I took an Atomic Shuttle (bus) which actually picked me up at my hostel door in Kaikoura (because the hostel owner is a booking agent), and dropped me at the ticket booth of the Town Wharf in Picton, where I caught the Endeavour Express water taxi. On the ferry, I met an American woman who is currently out on the Queen Charlotte track with her husband and their mountain bikes — she has been finishing up a PhD program in Australia and honing her idea for a proposal to the ANTARCTIC ARTISTS AND WRITERS program, impossible as that sounds! We had a great chat, obviously.
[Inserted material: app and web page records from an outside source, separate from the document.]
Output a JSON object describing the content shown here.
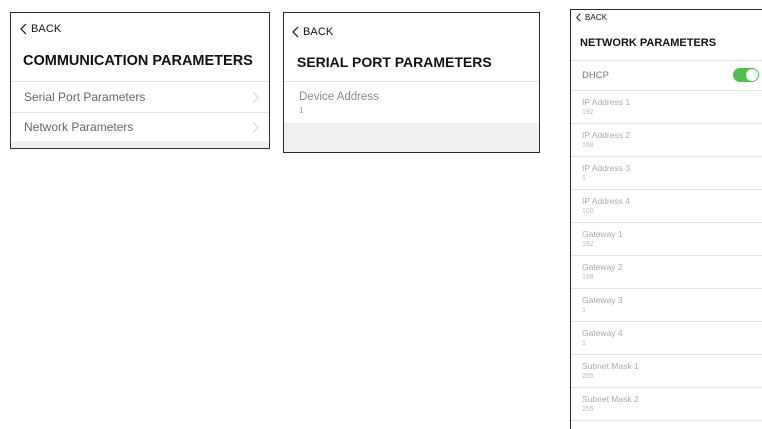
{
  "screen1": {
    "back_label": "BACK",
    "title": "COMMUNICATION PARAMETERS",
    "items": [
      {
        "label": "Serial Port Parameters"
      },
      {
        "label": "Network Parameters"
      }
    ]
  },
  "screen2": {
    "back_label": "BACK",
    "title": "SERIAL PORT PARAMETERS",
    "field": {
      "label": "Device Address",
      "value": "1"
    }
  },
  "screen3": {
    "back_label": "BACK",
    "title": "NETWORK PARAMETERS",
    "dhcp": {
      "label": "DHCP",
      "enabled": true,
      "color": "#4cc04c"
    },
    "fields": [
      {
        "label": "IP Address 1",
        "value": "192"
      },
      {
        "label": "IP Address 2",
        "value": "168"
      },
      {
        "label": "IP Address 3",
        "value": "1"
      },
      {
        "label": "IP Address 4",
        "value": "100"
      },
      {
        "label": "Gateway 1",
        "value": "192"
      },
      {
        "label": "Gateway 2",
        "value": "168"
      },
      {
        "label": "Gateway 3",
        "value": "1"
      },
      {
        "label": "Gateway 4",
        "value": "1"
      },
      {
        "label": "Subnet Mask 1",
        "value": "255"
      },
      {
        "label": "Subnet Mask 2",
        "value": "255"
      }
    ]
  }
}
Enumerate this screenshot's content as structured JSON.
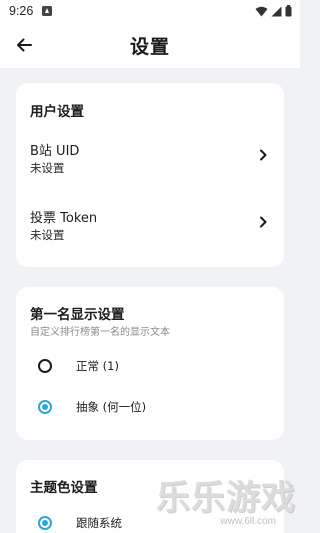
{
  "statusbar": {
    "time": "9:26"
  },
  "header": {
    "title": "设置"
  },
  "user_settings": {
    "title": "用户设置",
    "items": [
      {
        "label": "B站 UID",
        "value": "未设置"
      },
      {
        "label": "投票 Token",
        "value": "未设置"
      }
    ]
  },
  "rank_display": {
    "title": "第一名显示设置",
    "subtitle": "自定义排行榜第一名的显示文本",
    "options": [
      {
        "label": "正常 (1)",
        "selected": false
      },
      {
        "label": "抽象 (何一位)",
        "selected": true
      }
    ]
  },
  "theme_settings": {
    "title": "主题色设置",
    "options": [
      {
        "label": "跟随系统",
        "selected": true
      }
    ]
  },
  "watermark": {
    "text": "乐乐游戏",
    "url": "www.6ll.com"
  },
  "colors": {
    "accent": "#2aa6d9",
    "background": "#f1f2f5",
    "card": "#ffffff"
  }
}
This area resembles paradise. I immediately extended my stay by a few days and I now plan to remain here through New Year’s — I can do a number of day-long hikes in several directions, including 2 mountain hikes, and made plans to rent a sea-kayak for some day-long paddles. Local destinations in this area include two memorials to Captain Cook, including a cairn on a small island out here, where he “planted the flag” back in the 1700’s, declaring British rule over the South Island of New Zealand. Since that’s all dominion seems to require (planting a flag?) I am thinking of cutting up a colorful handkerchief I brought along – maybe planting little flags everywhere I go, claiming terrain in the name of poetry.
Speaking of poetry: I am staying in the quaint old stone cottage that serves as a Hostel here at Furneaux. (Quaint from the exterior, although the interior suffers from some ’70s remodeling, and metal bunk beds that would look more at home in a room for 5-year-old boys).
Cultures collide, in some ways: backpackers hoofing it down the long trail sleep together in the cheap hostel, while yachting families moor in the harbor, and the boatless well-off folks opt for $200-a-night rooms in cute little bungalows arranged around the property. The bungalow rooms are quite chic and private – but the hostel is one large room, and one communal kitchen, perfectly designed for getting to know each other.
In the hostel, we met each other: three generations (grandparents, mom and dad, and one small boy and a toddler who walked several kilometers of the trail by himself!) of a family from Australia, and an older fellow hiking alone, from Northern Ireland. After some tentative attempts at chatting, we got along beautifully, and ended up singing old christmas carols together in six-part harmony, sharing our wine, and enjoying a lovely communal evening.
I woke early and walked up the shore at low tide, gathering fresh green-
lip and blue mussels for a Boxing Day (tomorrow) feast. Today we all dined with the well-heeled guests and the yachters, as the Furneaux Lodge put on a huge Christmas Day FEAST – lots appetizers, fresh mussels and salmon, carved meats, and traditional NZ (Brit-inspired)
Now I think I will need to find a book to read from one of the swap-